As a Foolish writer, I get bombarded with questions about the companies I cover. When I make the right call, the questions people ask are often about how I knew things were going to turn out the way they did. The truth is, I didn't. As seen below, the answers may surprise you, both because of how little I actually did know and because of what information led me to the conclusions I eventually reached.
You ask ...
"You bought Doral Financial
I answer ...
In truth, I didn't know. The Puerto Rican mortgage bank is going through a very tough time. Its complex derivative transactions ran afoul of accounting rules. As a result, it will have to restate past financial results and take multimillion-dollar asset writedowns. Also, just before my purchase, Doral said it technically defaulted on loan agreements because it hadn't filed its financial reports with the Securities and Exchange Commission on time.
I had no earthly idea whether Doral was done dropping. What I did know was that even if the worst likely outcome were to take place, Doral was a tremendous bargain at less than $11 a share. It wasn't at risk of cutting its dividend, which was yielding 6.5%. Following restatements, Doral's per-share book value wouldn't be much less than the stock's under-$11 price. And the company's business was still gushing cash.
The market had presented me with an offer I couldn't refuse. I was willing to buy the stock and wait for the dust to settle.
You ask ...
"You've warned of potential competition to Taser
I answer ...
Again, the answer is an enthusiastic "I don't know." Profitable monopolies don't tend to last forever, especially without government support, so their ability to raise prices ultimately comes under pressure. Cable television companies, such as Comcast
Taser doesn't yet face legitimate competition, but rest assured that profits bring competition. Taser has enough trouble sustaining its business in the absence of a strong competitor; add a hungry rival into the mix, and the company's stumbles will be harder to overcome.
You ask ...
"Two weeks after you recently estimated that Bank of America
I answer ...
Yep, you guessed it: "I didn't know." To make my estimate, I simply read the same public information available to anyone. I judged Bank of America's prospects based on its past dividend practices, its growth potential, and the current rough banking environment, which I knew made a big hike unlikely. I also figured that Bank of America's board wouldn't boost the dividend by less than the company's expected earnings growth rate, since that would signal weakness.

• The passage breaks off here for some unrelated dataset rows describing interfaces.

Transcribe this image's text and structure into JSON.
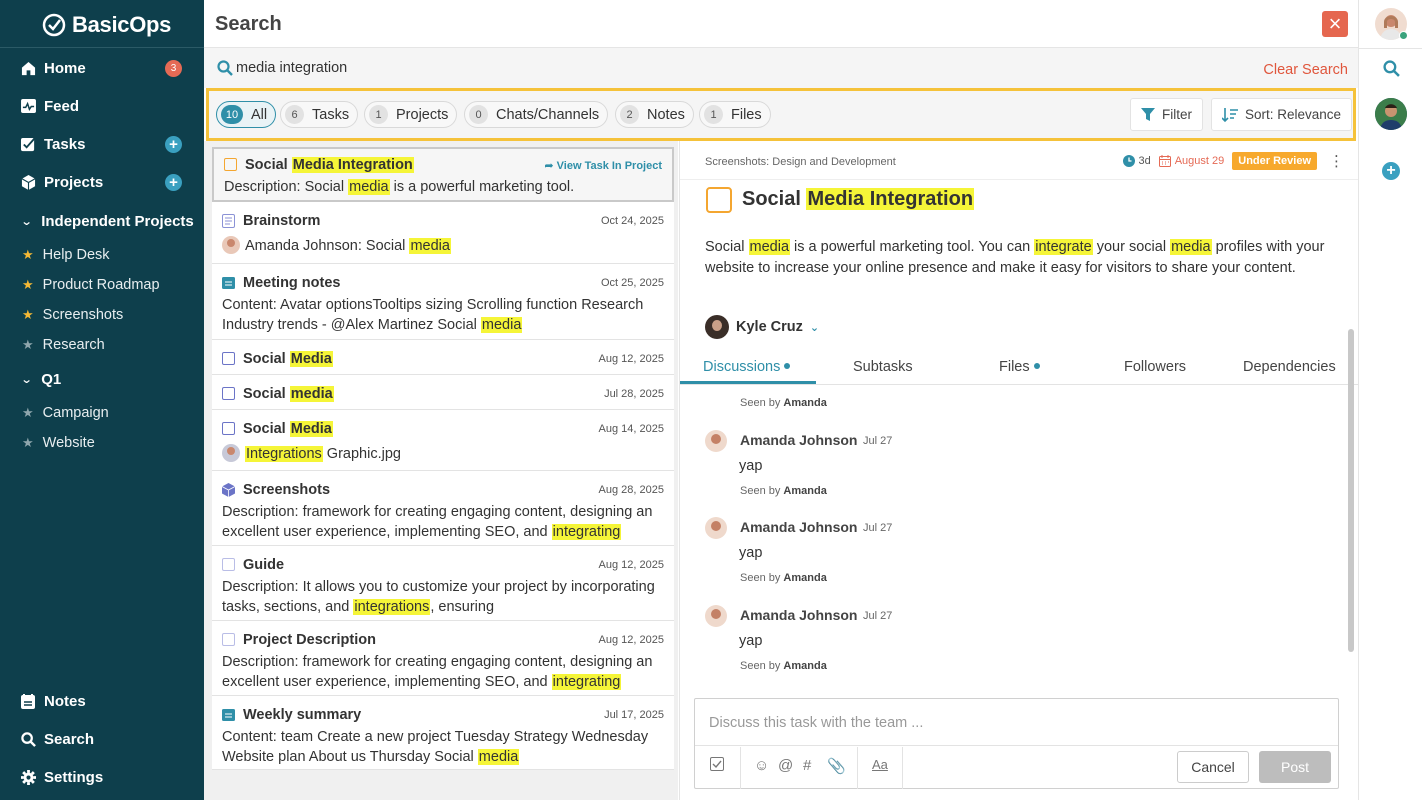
{
  "sidebar": {
    "logo": "BasicOps",
    "nav": [
      {
        "label": "Home",
        "badge": "3"
      },
      {
        "label": "Feed"
      },
      {
        "label": "Tasks"
      },
      {
        "label": "Projects"
      }
    ],
    "section_independent": "Independent Projects",
    "independent_projects": [
      {
        "label": "Help Desk",
        "starred": true
      },
      {
        "label": "Product Roadmap",
        "starred": true
      },
      {
        "label": "Screenshots",
        "starred": true
      },
      {
        "label": "Research",
        "starred": false
      }
    ],
    "section_q1": "Q1",
    "q1_projects": [
      {
        "label": "Campaign"
      },
      {
        "label": "Website"
      }
    ],
    "bottom": [
      {
        "label": "Notes"
      },
      {
        "label": "Search"
      },
      {
        "label": "Settings"
      }
    ]
  },
  "header": {
    "title": "Search"
  },
  "search": {
    "query": "media integration",
    "clear": "Clear Search"
  },
  "filters": {
    "chips": [
      {
        "count": "10",
        "label": "All"
      },
      {
        "count": "6",
        "label": "Tasks"
      },
      {
        "count": "1",
        "label": "Projects"
      },
      {
        "count": "0",
        "label": "Chats/Channels"
      },
      {
        "count": "2",
        "label": "Notes"
      },
      {
        "count": "1",
        "label": "Files"
      }
    ],
    "filter_label": "Filter",
    "sort_label": "Sort: Relevance"
  },
  "results": {
    "r0": {
      "title_a": "Social ",
      "title_hl": "Media Integration",
      "link": "View Task In Project",
      "desc_a": "Description: Social ",
      "desc_hl": "media",
      "desc_b": " is a powerful marketing tool."
    },
    "r1": {
      "title": "Brainstorm",
      "date": "Oct 24, 2025",
      "desc_a": "Amanda Johnson:  Social ",
      "desc_hl": "media"
    },
    "r2": {
      "title": "Meeting notes",
      "date": "Oct 25, 2025",
      "desc_a": "Content: Avatar optionsTooltips sizing Scrolling function Research Industry trends - @Alex Martinez Social ",
      "desc_hl": "media"
    },
    "r3": {
      "title_a": "Social ",
      "title_hl": "Media",
      "date": "Aug 12, 2025"
    },
    "r4": {
      "title_a": "Social ",
      "title_hl": "media",
      "date": "Jul 28, 2025"
    },
    "r5": {
      "title_a": "Social ",
      "title_hl": "Media",
      "date": "Aug 14, 2025",
      "file_hl": "Integrations",
      "file_b": " Graphic.jpg"
    },
    "r6": {
      "title": "Screenshots",
      "date": "Aug 28, 2025",
      "desc_a": "Description: framework for creating engaging content, designing an excellent user experience, implementing SEO, and ",
      "desc_hl": "integrating"
    },
    "r7": {
      "title": "Guide",
      "date": "Aug 12, 2025",
      "desc_a": "Description: It allows you to customize your project by incorporating tasks, sections, and ",
      "desc_hl": "integrations",
      "desc_b": ", ensuring"
    },
    "r8": {
      "title": "Project Description",
      "date": "Aug 12, 2025",
      "desc_a": "Description: framework for creating engaging content, designing an excellent user experience, implementing SEO, and ",
      "desc_hl": "integrating"
    },
    "r9": {
      "title": "Weekly summary",
      "date": "Jul 17, 2025",
      "desc_a": "Content: team Create a new project Tuesday Strategy Wednesday Website plan About us Thursday Social ",
      "desc_hl": "media"
    }
  },
  "detail": {
    "breadcrumb": "Screenshots: Design and Development",
    "time": "3d",
    "due": "August 29",
    "status": "Under Review",
    "title_a": "Social ",
    "title_hl": "Media Integration",
    "desc": [
      "Social ",
      "media",
      " is a powerful marketing tool. You can ",
      "integrate",
      " your social ",
      "media",
      " profiles with your website to increase your online presence and make it easy for visitors to share your content."
    ],
    "assignee": "Kyle Cruz",
    "tabs": [
      "Discussions",
      "Subtasks",
      "Files",
      "Followers",
      "Dependencies"
    ],
    "seen_prefix": "Seen by ",
    "seen_name": "Amanda",
    "messages": [
      {
        "author": "Amanda Johnson",
        "date": "Jul 27",
        "text": "yap"
      },
      {
        "author": "Amanda Johnson",
        "date": "Jul 27",
        "text": "yap"
      },
      {
        "author": "Amanda Johnson",
        "date": "Jul 27",
        "text": "yap"
      }
    ],
    "composer_placeholder": "Discuss this task with the team ...",
    "cancel": "Cancel",
    "post": "Post"
  },
  "colors": {
    "sidebar": "#0e3f4c",
    "accent": "#2f8fa8",
    "highlight": "#f5f538",
    "danger": "#e5674f",
    "status": "#f7a92d",
    "focus_border": "#f5c23a"
  }
}
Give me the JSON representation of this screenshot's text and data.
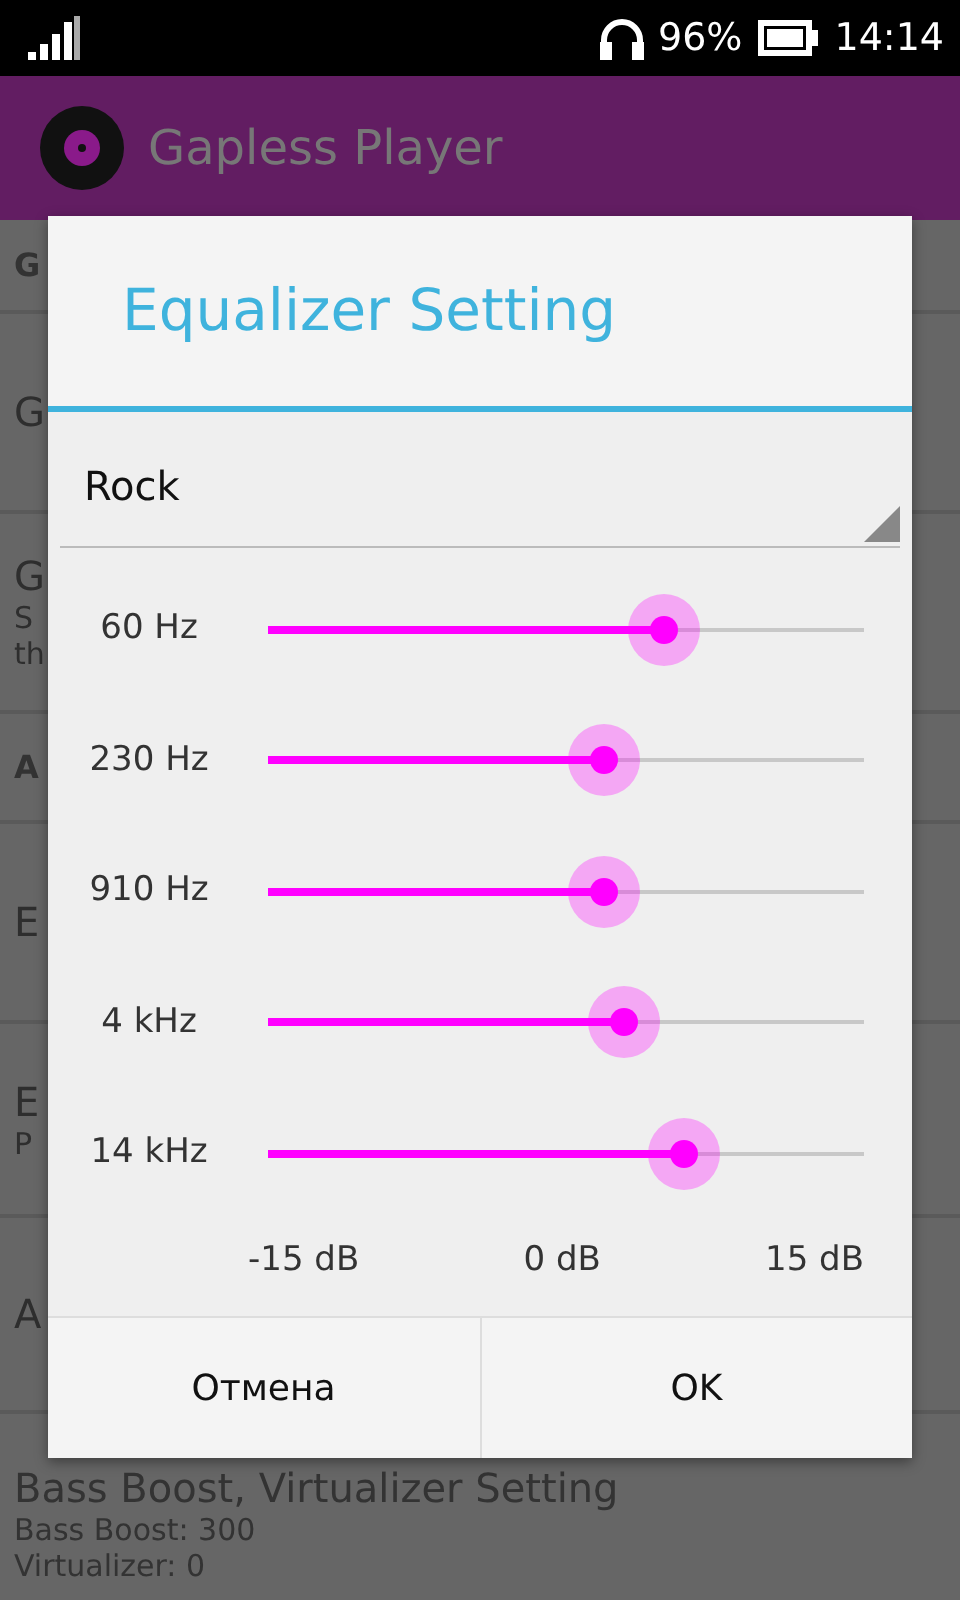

Based on a rational interpretation of available public data, I made an educated estimate for my projection. In this case, my projection turned out to be dead-on accurate.
The secret of investing success
Know your limits. Accept that the future is not completely certain. Make the best, most fact-based and rational judgment you can with the all the data you can find. Readjust your thinking if facts change.
That's our strategy at the Motley Fool Inside Value newsletter, and it's helped us more than triple the market's performance since last August, when we started up. Lead analyst Philip Durell is astutely able to ignore the unknowable and focus on the facts. This logical approach has served masters such as Benjamin Graham, Warren Buffett, Bill Miller, and, yes, even Philip Durell. With Philip's help, it can serve you, too.
Click here to try Inside Value free for 30 days. You'll get access to all of Philip's monthly stock picks and the newsletter's message boards. There's no risk, and you can quit with no obligation before the trial is up. Seriously -- if Chuck can beat the market with as little as he knows simply by using the rational approach embraced by Inside Value, you can, too.
Doral is one of Philip Durell's Inside Value recommendations. Taser is a Rule Breakers pick.
Fool contributor and Inside Value team member Chuck Saletta owns shares of Doral and Bank of America. He doesn't have a financial position in any of the other companies mentioned.The Fool is investors writing for investors.